- [TASK DESCRIPTION] Only the lines that hold "JSON" should be in the answer, each copied from the data below.

Data records for software interfaces
━━━━

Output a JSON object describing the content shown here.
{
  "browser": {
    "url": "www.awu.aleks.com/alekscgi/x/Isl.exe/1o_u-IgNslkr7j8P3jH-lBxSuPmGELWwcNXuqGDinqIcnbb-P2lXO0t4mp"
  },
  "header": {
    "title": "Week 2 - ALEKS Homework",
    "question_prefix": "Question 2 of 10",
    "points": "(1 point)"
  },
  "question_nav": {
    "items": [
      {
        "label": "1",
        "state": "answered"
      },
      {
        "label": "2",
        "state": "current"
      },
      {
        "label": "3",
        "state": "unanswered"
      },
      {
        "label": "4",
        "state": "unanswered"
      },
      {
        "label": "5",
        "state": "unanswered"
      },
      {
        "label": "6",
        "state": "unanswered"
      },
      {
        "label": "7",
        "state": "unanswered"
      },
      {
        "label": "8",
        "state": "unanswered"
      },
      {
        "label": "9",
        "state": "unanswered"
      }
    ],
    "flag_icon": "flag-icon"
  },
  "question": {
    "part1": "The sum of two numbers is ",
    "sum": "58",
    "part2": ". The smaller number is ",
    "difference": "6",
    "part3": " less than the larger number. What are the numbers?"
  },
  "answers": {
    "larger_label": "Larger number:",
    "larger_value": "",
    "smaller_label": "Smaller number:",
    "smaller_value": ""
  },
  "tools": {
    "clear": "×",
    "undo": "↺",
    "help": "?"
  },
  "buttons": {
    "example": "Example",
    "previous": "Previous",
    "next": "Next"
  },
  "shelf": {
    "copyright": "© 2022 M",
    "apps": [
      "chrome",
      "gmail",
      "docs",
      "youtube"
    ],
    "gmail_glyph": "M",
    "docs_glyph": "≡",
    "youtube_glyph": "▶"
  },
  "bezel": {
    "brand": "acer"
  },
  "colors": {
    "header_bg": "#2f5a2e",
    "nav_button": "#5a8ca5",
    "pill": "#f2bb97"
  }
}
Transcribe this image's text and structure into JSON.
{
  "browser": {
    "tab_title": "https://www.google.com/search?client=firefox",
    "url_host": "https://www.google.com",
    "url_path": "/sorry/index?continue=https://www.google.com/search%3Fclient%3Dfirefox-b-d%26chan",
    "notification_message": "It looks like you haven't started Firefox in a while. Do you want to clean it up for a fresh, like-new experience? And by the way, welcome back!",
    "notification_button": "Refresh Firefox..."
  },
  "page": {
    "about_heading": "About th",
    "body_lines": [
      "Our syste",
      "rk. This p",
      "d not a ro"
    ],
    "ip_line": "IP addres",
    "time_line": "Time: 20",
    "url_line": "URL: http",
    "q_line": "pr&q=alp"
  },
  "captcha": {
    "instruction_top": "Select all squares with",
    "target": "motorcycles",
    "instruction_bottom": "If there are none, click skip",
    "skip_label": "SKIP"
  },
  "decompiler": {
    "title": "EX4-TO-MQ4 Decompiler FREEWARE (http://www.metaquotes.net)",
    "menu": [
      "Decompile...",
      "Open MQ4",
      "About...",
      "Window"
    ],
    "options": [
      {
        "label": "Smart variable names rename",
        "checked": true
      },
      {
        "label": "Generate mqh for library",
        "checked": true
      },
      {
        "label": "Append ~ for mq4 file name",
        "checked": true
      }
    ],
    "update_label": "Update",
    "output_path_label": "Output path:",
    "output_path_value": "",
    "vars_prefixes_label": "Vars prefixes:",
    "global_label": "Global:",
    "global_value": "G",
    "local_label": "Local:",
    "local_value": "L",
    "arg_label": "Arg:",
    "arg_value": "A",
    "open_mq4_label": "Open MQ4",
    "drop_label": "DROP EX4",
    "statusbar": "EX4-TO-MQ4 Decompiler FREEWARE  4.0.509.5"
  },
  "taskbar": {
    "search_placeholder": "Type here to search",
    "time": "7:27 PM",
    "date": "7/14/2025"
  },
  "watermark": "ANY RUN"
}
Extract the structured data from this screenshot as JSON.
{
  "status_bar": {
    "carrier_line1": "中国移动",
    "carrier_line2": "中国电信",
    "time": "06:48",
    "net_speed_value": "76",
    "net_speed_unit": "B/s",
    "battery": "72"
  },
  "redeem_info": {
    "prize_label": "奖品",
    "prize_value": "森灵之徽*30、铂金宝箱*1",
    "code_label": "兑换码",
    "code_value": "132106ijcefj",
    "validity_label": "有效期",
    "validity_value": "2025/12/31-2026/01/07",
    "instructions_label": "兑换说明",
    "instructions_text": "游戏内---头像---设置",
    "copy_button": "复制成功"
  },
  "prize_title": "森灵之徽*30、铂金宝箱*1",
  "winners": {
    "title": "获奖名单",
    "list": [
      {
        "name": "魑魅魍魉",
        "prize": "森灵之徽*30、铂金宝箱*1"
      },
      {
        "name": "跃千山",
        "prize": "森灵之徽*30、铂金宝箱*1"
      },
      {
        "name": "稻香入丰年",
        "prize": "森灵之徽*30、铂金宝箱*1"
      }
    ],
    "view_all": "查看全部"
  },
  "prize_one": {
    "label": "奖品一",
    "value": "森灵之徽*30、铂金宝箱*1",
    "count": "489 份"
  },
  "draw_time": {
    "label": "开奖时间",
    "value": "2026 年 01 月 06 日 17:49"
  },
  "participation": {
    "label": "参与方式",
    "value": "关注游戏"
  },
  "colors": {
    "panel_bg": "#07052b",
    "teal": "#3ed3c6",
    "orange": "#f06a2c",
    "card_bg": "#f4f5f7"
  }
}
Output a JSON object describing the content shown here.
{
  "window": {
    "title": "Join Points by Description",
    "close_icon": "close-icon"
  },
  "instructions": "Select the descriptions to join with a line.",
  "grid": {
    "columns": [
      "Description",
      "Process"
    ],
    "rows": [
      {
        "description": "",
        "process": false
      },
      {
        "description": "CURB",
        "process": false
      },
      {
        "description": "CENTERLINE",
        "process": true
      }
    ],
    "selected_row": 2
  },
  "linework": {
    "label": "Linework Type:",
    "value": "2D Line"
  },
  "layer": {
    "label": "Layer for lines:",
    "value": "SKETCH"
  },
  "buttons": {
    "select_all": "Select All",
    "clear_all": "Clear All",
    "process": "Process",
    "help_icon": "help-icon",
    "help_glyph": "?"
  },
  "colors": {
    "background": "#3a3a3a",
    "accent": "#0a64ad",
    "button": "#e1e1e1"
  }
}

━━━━

- [SOLUTION TO THIS TASK]
Output a JSON object describing the content shown here.
Transcribe this image's text and structure into JSON.
Extract the structured data from this screenshot as JSON.
Output a JSON object describing the content shown here.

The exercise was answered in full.